  • Bok, Derek. Universities in the Marketplace: The Commercialization of Higher Education. Princeton, N.J.: Princeton University Press, 2003. The former president of Harvard University argues that at the beginning of the twenty-first century, American universities showed signs of excessive commercialization. 
  • Bowie, Norman E. University-Business Partnerships: An Assessment. Lanham, Md.: Rowman & Littlefield, 1994. Measured assessment of the advantages and dangers of academic-industrial joint undertakings such as technology transfer. 
  • Callahan, Raymond E. Education and the Cult of Efficiency: A Study of the Social Forces That Have Shaped the Administration of the Public Schools. Chicago: University of Chicago Press, 1962. Classic analysis of the shift to business values and methods in education at the beginning of the twentieth century, including the establishment of a managerial self-image within the newly emerging discipline of educational administration. 
  • Coulson, Andrew J. Market Education: The Unknown History. New Brunswick, N.J.: Social Philosophy and Policy Center/Transaction Publishers, 1999. Detailed history of the free-market approach to schooling, which argues that “government involvement in education tends to interfere with the very principles it is meant to advance” (391). 
  • Veblen, Thorstein. The Higher Learning in America: A Memorandum on the Conduct of Universities by Business Men. 1918. Reprint.
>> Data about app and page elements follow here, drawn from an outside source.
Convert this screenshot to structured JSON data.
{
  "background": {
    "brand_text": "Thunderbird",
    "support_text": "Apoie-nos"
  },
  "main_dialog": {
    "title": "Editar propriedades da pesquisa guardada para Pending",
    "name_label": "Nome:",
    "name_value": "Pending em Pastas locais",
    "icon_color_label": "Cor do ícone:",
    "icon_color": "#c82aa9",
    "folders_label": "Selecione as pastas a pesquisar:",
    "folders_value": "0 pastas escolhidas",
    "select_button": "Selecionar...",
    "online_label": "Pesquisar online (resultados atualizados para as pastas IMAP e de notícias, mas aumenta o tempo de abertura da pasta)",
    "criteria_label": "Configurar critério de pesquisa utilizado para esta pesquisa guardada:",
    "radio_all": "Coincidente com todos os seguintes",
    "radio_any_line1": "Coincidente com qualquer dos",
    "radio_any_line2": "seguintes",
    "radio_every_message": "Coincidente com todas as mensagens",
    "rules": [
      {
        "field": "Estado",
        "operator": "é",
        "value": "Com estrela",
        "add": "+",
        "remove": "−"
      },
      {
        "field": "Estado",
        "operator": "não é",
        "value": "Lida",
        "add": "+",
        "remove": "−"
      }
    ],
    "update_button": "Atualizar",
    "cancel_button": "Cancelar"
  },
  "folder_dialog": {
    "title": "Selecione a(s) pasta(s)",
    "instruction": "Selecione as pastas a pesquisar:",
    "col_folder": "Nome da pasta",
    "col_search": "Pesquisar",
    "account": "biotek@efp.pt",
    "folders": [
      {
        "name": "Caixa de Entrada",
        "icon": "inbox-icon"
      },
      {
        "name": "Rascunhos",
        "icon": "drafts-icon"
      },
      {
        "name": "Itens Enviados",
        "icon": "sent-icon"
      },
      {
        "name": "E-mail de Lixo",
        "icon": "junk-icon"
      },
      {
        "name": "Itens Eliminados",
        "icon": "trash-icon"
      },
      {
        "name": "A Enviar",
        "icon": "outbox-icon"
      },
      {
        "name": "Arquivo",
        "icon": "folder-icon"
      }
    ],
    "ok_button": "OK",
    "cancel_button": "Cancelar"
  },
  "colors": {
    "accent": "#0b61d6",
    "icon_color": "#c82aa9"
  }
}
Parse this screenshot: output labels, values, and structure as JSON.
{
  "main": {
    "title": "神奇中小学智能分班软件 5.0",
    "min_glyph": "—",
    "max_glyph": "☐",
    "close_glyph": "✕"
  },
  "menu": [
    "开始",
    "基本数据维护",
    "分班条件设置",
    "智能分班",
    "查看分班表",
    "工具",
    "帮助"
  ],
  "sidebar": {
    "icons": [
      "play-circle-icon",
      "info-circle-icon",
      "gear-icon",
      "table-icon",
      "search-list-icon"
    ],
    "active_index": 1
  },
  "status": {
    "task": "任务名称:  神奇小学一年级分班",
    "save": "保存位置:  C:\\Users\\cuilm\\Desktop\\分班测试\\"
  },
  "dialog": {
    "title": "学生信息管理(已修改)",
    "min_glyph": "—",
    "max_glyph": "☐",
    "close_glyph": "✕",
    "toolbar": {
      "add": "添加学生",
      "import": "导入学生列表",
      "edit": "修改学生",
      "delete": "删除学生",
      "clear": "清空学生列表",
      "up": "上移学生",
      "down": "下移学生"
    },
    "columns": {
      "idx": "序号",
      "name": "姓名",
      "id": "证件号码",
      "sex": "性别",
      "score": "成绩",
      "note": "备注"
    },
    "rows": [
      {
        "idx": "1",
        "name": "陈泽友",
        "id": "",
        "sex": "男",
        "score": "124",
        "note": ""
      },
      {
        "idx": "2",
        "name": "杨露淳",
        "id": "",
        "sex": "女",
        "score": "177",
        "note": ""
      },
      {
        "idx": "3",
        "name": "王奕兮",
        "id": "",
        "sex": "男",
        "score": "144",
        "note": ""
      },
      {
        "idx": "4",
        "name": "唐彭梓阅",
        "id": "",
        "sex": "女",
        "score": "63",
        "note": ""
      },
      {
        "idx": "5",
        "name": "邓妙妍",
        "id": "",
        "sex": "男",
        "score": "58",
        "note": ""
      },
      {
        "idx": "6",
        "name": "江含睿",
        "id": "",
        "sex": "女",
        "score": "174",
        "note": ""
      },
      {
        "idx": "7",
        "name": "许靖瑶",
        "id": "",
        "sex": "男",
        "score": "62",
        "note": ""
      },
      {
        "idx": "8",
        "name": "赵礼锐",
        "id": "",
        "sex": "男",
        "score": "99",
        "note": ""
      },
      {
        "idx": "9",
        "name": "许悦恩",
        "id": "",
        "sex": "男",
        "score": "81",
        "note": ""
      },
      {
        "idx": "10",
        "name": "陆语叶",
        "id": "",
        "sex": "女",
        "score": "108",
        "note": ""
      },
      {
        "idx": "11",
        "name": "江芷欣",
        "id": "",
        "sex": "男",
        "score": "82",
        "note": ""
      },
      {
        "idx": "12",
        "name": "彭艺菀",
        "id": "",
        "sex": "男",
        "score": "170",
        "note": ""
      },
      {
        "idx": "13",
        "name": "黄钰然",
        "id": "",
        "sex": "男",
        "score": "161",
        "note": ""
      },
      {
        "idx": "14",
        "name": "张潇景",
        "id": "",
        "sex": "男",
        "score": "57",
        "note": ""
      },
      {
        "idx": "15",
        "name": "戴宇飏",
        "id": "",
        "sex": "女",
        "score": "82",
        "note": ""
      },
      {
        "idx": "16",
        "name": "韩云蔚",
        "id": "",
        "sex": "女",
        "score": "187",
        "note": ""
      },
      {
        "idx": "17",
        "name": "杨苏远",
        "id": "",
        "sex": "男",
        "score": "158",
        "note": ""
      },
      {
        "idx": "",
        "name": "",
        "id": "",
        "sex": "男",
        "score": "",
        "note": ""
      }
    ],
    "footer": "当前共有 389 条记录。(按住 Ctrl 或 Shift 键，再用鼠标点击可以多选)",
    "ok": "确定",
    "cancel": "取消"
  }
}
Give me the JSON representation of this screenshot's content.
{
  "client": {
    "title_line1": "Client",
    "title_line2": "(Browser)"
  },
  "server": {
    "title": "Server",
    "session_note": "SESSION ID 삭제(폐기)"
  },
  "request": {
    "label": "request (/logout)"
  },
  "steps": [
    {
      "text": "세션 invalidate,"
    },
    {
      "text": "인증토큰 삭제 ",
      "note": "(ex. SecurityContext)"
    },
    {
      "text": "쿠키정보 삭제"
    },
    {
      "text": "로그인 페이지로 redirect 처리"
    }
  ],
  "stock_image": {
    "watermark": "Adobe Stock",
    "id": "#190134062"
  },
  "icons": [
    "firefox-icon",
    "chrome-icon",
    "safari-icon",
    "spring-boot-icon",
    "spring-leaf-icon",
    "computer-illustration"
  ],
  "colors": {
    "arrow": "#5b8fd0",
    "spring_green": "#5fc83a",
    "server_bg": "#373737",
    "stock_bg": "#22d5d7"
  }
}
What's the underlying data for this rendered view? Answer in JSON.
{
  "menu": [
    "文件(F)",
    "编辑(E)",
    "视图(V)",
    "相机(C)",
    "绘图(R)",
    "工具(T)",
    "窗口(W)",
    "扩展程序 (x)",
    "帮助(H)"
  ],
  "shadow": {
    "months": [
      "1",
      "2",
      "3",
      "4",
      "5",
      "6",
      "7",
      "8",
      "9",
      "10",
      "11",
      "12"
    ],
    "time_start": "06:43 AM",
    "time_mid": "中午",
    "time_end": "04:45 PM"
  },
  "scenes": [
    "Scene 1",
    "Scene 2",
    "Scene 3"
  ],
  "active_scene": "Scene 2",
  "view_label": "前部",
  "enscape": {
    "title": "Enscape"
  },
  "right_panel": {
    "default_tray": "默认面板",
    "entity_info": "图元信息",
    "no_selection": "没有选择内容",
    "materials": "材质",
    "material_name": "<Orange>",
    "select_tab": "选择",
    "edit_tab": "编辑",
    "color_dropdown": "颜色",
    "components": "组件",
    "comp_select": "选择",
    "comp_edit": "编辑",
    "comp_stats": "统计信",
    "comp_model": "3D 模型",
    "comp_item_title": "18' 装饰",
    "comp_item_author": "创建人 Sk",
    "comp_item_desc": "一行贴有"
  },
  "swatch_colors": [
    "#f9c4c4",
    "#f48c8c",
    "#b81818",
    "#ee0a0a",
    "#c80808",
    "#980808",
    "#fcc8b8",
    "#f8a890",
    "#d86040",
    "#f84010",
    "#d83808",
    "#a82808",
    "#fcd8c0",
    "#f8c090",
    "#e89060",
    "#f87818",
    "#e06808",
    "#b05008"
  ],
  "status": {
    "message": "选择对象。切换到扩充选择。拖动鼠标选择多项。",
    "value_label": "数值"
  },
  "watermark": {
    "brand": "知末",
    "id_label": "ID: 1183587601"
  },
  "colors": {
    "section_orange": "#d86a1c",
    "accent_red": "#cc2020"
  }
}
New York: Cosimo, 2007. Critique of the influence of business on higher education, by one of the twentieth century’s most famous radical social critics. 
  • Whittle, Chris. Crash Course: Imagining a Better Future for Public Education. New York: Riverhead Books/ Penguin, 2005. Enthusiastic defense of a market based approach to school problems by the founder of Edison schools, an innovator in private, for-profit secondary education.

See also: business schools; child labor; Industrial research; Junior Achievement; National Science Foundation.

U.S. Department of Education: Friends and Foes

U.S. Department of Education: Gaining Cabinet Status

School Spending, 1980-2005, in Millions of Dollars

Education as a Business

Education: After World War II

Business schools: Early Business Scandals

U.S. Department of Education

A–Z index